Using laboratory markets where accounting regimes can be directly compared with equivalent economic parameters, we test whether and how two different accounting measurement bases—historical cost (HC) and mark-to-market (MTM)—influence trader perceptions and asset mispricing. Our results show that traders perceive otherwise equivalent assets differently by regime, consistent with accounting regimes imposing differential information processing costs. In the MTM regime, traders integrate market price information to a greater extent and integrate asset fundamental information to a lesser extent. We also observe that traders in the MTM regime express prospective preferences for information about future market prices, but in HC prefer information about future dividends.
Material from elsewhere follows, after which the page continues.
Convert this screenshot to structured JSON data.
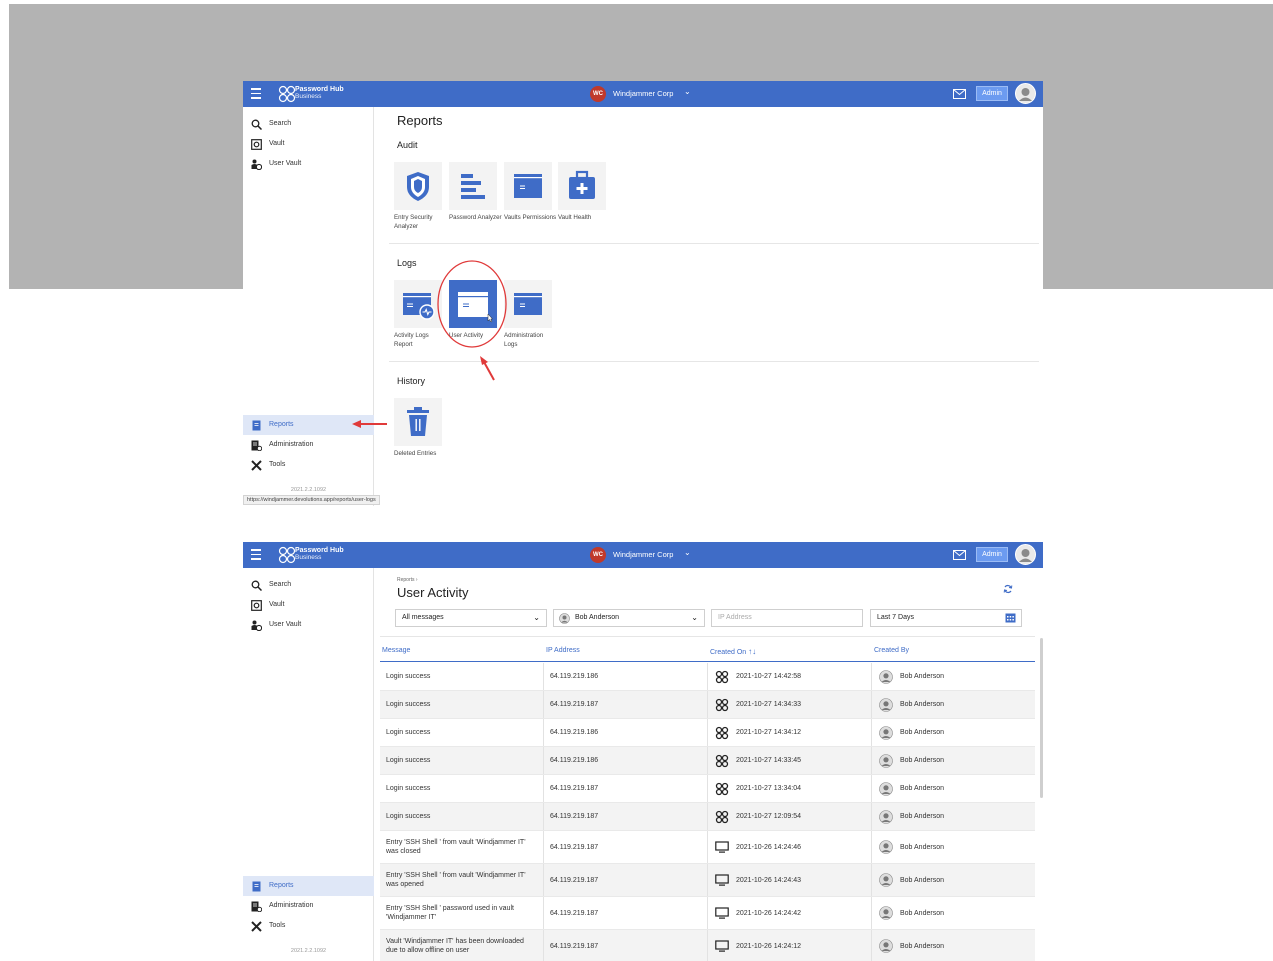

These individual-level effects correspond with greater market-level mispricing/bubbles under MTM. Our results suggest that accounting regimes can, on their own, contribute to price bubbles and their subsequent collapse.
Data Availability: Data are available on request.